# [TASK GOAL]
Write out the records again exactly and exclude the pictures.

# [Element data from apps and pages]
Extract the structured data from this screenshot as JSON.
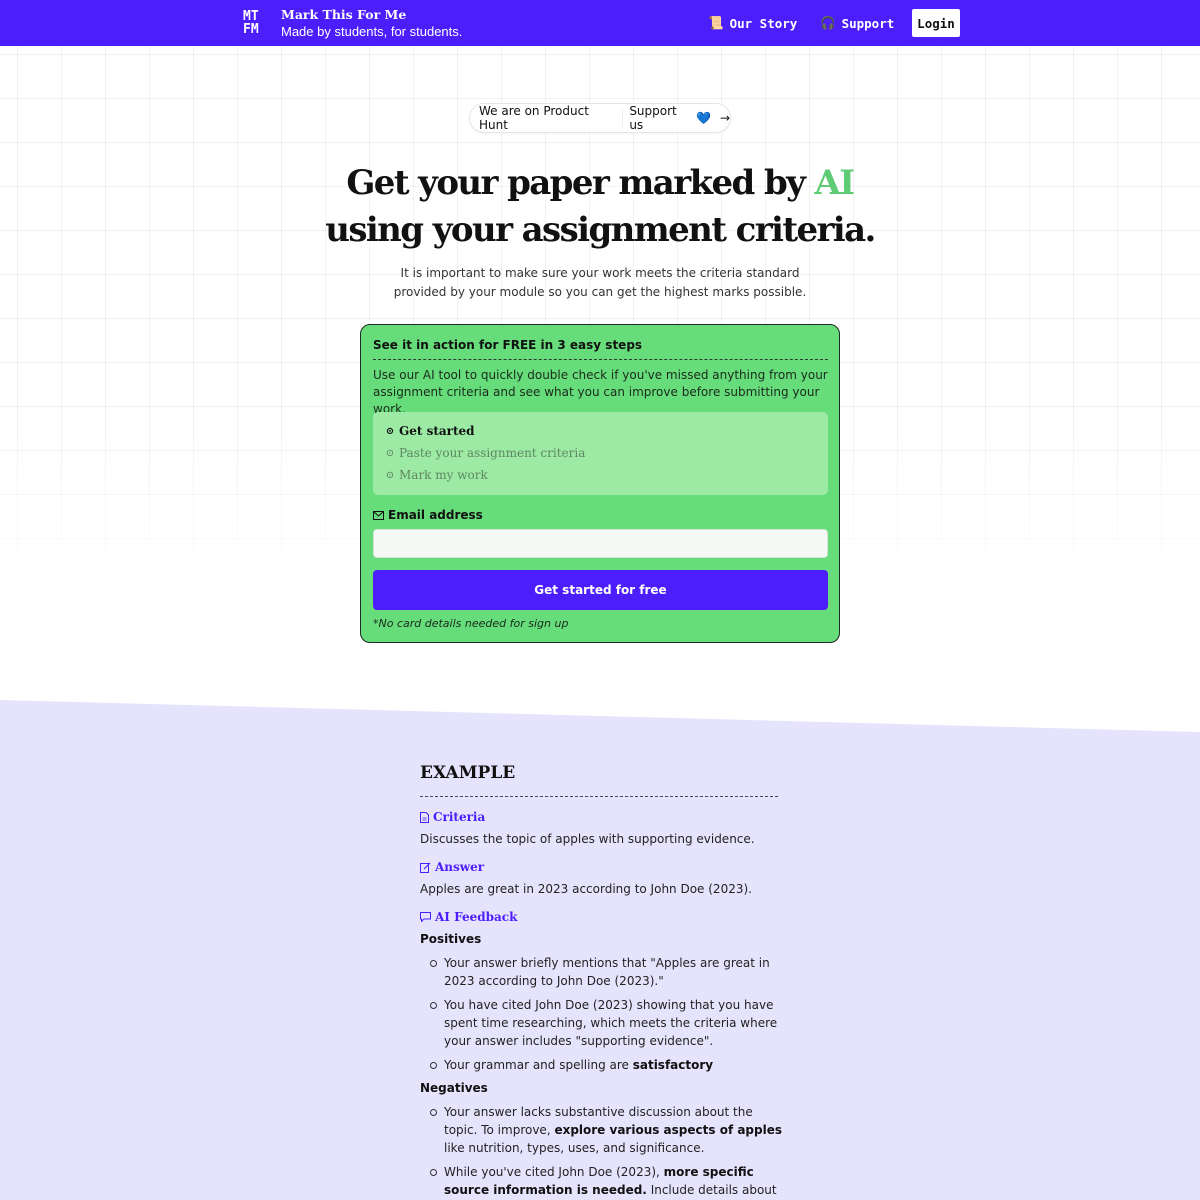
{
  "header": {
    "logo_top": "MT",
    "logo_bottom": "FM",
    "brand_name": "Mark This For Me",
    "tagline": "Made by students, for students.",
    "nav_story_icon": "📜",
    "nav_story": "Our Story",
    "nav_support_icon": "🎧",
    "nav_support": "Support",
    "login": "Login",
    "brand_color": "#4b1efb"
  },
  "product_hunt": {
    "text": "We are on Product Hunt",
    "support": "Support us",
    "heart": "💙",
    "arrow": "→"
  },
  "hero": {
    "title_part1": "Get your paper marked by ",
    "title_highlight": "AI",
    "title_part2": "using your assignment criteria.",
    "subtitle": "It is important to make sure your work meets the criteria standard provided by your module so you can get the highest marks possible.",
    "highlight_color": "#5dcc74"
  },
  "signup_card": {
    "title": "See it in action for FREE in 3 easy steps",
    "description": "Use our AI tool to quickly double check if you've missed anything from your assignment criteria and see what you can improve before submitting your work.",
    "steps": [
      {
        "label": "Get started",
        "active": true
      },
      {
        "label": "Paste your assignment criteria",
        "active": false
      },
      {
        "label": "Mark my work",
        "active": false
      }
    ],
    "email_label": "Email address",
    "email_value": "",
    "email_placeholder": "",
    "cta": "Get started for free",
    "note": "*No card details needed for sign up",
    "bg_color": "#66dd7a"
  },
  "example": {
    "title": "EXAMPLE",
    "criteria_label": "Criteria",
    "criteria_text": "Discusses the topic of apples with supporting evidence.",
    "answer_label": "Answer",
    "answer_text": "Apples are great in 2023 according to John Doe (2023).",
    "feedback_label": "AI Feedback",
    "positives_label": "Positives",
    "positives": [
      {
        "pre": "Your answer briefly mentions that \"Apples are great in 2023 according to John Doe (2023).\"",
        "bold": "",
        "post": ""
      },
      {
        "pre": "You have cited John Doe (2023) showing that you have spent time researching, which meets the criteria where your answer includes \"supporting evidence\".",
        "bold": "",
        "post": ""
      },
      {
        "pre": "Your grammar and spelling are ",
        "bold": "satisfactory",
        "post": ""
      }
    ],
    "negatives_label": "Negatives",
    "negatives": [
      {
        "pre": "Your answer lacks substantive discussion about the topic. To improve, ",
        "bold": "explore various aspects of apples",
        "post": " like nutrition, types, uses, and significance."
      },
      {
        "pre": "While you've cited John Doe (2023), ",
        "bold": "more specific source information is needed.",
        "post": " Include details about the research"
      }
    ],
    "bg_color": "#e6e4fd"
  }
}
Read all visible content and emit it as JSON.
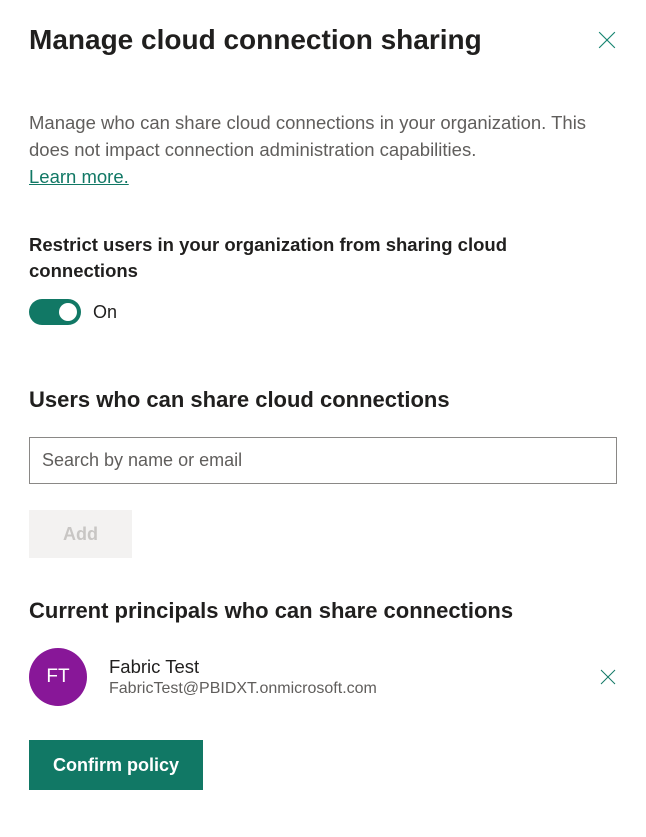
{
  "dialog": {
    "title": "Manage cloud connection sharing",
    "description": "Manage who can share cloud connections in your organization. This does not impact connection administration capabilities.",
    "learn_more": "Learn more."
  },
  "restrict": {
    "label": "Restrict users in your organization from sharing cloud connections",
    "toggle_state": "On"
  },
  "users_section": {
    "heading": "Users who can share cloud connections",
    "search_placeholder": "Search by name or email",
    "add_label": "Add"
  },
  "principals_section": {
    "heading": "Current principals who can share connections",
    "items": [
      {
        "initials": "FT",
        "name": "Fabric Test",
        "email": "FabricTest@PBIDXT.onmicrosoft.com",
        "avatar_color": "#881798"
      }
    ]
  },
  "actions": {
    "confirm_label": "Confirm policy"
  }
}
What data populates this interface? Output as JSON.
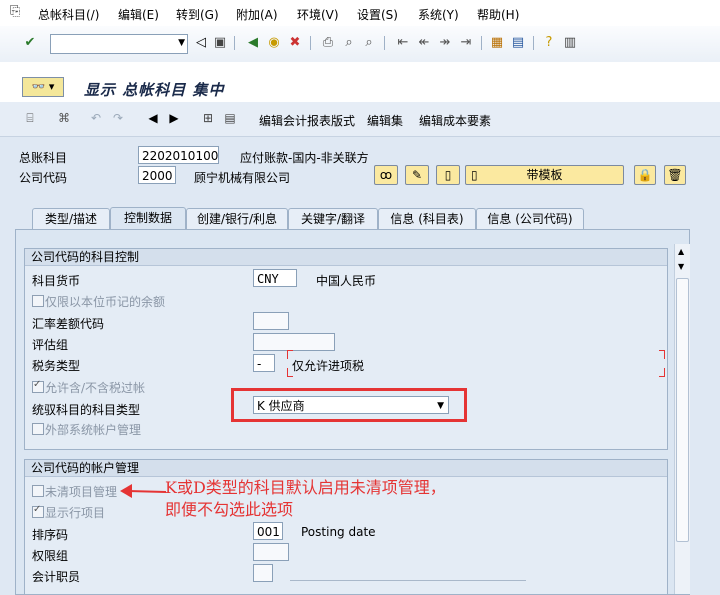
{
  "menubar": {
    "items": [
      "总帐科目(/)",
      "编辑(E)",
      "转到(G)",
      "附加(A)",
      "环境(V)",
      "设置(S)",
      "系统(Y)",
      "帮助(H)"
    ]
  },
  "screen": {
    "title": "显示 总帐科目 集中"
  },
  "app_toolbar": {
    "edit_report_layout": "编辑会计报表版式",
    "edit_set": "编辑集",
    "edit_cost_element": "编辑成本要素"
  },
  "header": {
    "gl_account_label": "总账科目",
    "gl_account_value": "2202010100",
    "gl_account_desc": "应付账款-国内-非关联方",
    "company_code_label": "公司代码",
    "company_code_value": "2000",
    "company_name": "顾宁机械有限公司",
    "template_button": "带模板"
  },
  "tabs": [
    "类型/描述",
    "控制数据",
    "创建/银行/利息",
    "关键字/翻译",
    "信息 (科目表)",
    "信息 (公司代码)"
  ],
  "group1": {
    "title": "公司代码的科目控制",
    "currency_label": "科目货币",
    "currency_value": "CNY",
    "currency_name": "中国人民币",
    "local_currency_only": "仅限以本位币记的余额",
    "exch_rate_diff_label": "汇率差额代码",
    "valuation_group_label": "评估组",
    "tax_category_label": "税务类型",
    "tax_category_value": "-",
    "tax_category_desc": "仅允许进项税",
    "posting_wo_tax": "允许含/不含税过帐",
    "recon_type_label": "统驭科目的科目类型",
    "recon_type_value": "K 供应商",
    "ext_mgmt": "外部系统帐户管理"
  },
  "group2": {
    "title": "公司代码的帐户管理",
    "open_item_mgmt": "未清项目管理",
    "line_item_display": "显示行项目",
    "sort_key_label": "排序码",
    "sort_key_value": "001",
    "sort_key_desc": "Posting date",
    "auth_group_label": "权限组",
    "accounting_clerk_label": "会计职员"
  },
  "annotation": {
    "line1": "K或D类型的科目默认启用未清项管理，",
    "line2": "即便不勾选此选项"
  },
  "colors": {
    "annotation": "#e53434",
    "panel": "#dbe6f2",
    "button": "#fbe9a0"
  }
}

# [RESPONSE BELOW]
Extract the structured data from this screenshot as JSON.
{
  "header": {
    "logo_top": "MT",
    "logo_bottom": "FM",
    "brand_name": "Mark This For Me",
    "tagline": "Made by students, for students.",
    "nav_story_icon": "📜",
    "nav_story": "Our Story",
    "nav_support_icon": "🎧",
    "nav_support": "Support",
    "login": "Login",
    "brand_color": "#4b1efb"
  },
  "product_hunt": {
    "text": "We are on Product Hunt",
    "support": "Support us",
    "heart": "💙",
    "arrow": "→"
  },
  "hero": {
    "title_part1": "Get your paper marked by ",
    "title_highlight": "AI",
    "title_part2": "using your assignment criteria.",
    "subtitle": "It is important to make sure your work meets the criteria standard provided by your module so you can get the highest marks possible.",
    "highlight_color": "#5dcc74"
  },
  "signup_card": {
    "title": "See it in action for FREE in 3 easy steps",
    "description": "Use our AI tool to quickly double check if you've missed anything from your assignment criteria and see what you can improve before submitting your work.",
    "steps": [
      {
        "label": "Get started",
        "active": true
      },
      {
        "label": "Paste your assignment criteria",
        "active": false
      },
      {
        "label": "Mark my work",
        "active": false
      }
    ],
    "email_label": "Email address",
    "email_value": "",
    "email_placeholder": "",
    "cta": "Get started for free",
    "note": "*No card details needed for sign up",
    "bg_color": "#66dd7a"
  },
  "example": {
    "title": "EXAMPLE",
    "criteria_label": "Criteria",
    "criteria_text": "Discusses the topic of apples with supporting evidence.",
    "answer_label": "Answer",
    "answer_text": "Apples are great in 2023 according to John Doe (2023).",
    "feedback_label": "AI Feedback",
    "positives_label": "Positives",
    "positives": [
      {
        "pre": "Your answer briefly mentions that \"Apples are great in 2023 according to John Doe (2023).\"",
        "bold": "",
        "post": ""
      },
      {
        "pre": "You have cited John Doe (2023) showing that you have spent time researching, which meets the criteria where your answer includes \"supporting evidence\".",
        "bold": "",
        "post": ""
      },
      {
        "pre": "Your grammar and spelling are ",
        "bold": "satisfactory",
        "post": ""
      }
    ],
    "negatives_label": "Negatives",
    "negatives": [
      {
        "pre": "Your answer lacks substantive discussion about the topic. To improve, ",
        "bold": "explore various aspects of apples",
        "post": " like nutrition, types, uses, and significance."
      },
      {
        "pre": "While you've cited John Doe (2023), ",
        "bold": "more specific source information is needed.",
        "post": " Include details about the research"
      }
    ],
    "bg_color": "#e6e4fd"
  }
}
Read all visible content and emit it as JSON.
{
  "dialog": {
    "title": "Manage cloud connection sharing",
    "description": "Manage who can share cloud connections in your organization. This does not impact connection administration capabilities.",
    "learn_more": "Learn more."
  },
  "restrict": {
    "label": "Restrict users in your organization from sharing cloud connections",
    "toggle_state": "On"
  },
  "users_section": {
    "heading": "Users who can share cloud connections",
    "search_placeholder": "Search by name or email",
    "add_label": "Add"
  },
  "principals_section": {
    "heading": "Current principals who can share connections",
    "items": [
      {
        "initials": "FT",
        "name": "Fabric Test",
        "email": "FabricTest@PBIDXT.onmicrosoft.com",
        "avatar_color": "#881798"
      }
    ]
  },
  "actions": {
    "confirm_label": "Confirm policy"
  }
}
What data populates this interface? Output as JSON.
{
  "menubar": {
    "items": [
      "总帐科目(/)",
      "编辑(E)",
      "转到(G)",
      "附加(A)",
      "环境(V)",
      "设置(S)",
      "系统(Y)",
      "帮助(H)"
    ]
  },
  "screen": {
    "title": "显示 总帐科目 集中"
  },
  "app_toolbar": {
    "edit_report_layout": "编辑会计报表版式",
    "edit_set": "编辑集",
    "edit_cost_element": "编辑成本要素"
  },
  "header": {
    "gl_account_label": "总账科目",
    "gl_account_value": "2202010100",
    "gl_account_desc": "应付账款-国内-非关联方",
    "company_code_label": "公司代码",
    "company_code_value": "2000",
    "company_name": "顾宁机械有限公司",
    "template_button": "带模板"
  },
  "tabs": [
    "类型/描述",
    "控制数据",
    "创建/银行/利息",
    "关键字/翻译",
    "信息 (科目表)",
    "信息 (公司代码)"
  ],
  "group1": {
    "title": "公司代码的科目控制",
    "currency_label": "科目货币",
    "currency_value": "CNY",
    "currency_name": "中国人民币",
    "local_currency_only": "仅限以本位币记的余额",
    "exch_rate_diff_label": "汇率差额代码",
    "valuation_group_label": "评估组",
    "tax_category_label": "税务类型",
    "tax_category_value": "-",
    "tax_category_desc": "仅允许进项税",
    "posting_wo_tax": "允许含/不含税过帐",
    "recon_type_label": "统驭科目的科目类型",
    "recon_type_value": "K 供应商",
    "ext_mgmt": "外部系统帐户管理"
  },
  "group2": {
    "title": "公司代码的帐户管理",
    "open_item_mgmt": "未清项目管理",
    "line_item_display": "显示行项目",
    "sort_key_label": "排序码",
    "sort_key_value": "001",
    "sort_key_desc": "Posting date",
    "auth_group_label": "权限组",
    "accounting_clerk_label": "会计职员"
  },
  "annotation": {
    "line1": "K或D类型的科目默认启用未清项管理，",
    "line2": "即便不勾选此选项"
  },
  "colors": {
    "annotation": "#e53434",
    "panel": "#dbe6f2",
    "button": "#fbe9a0"
  }
}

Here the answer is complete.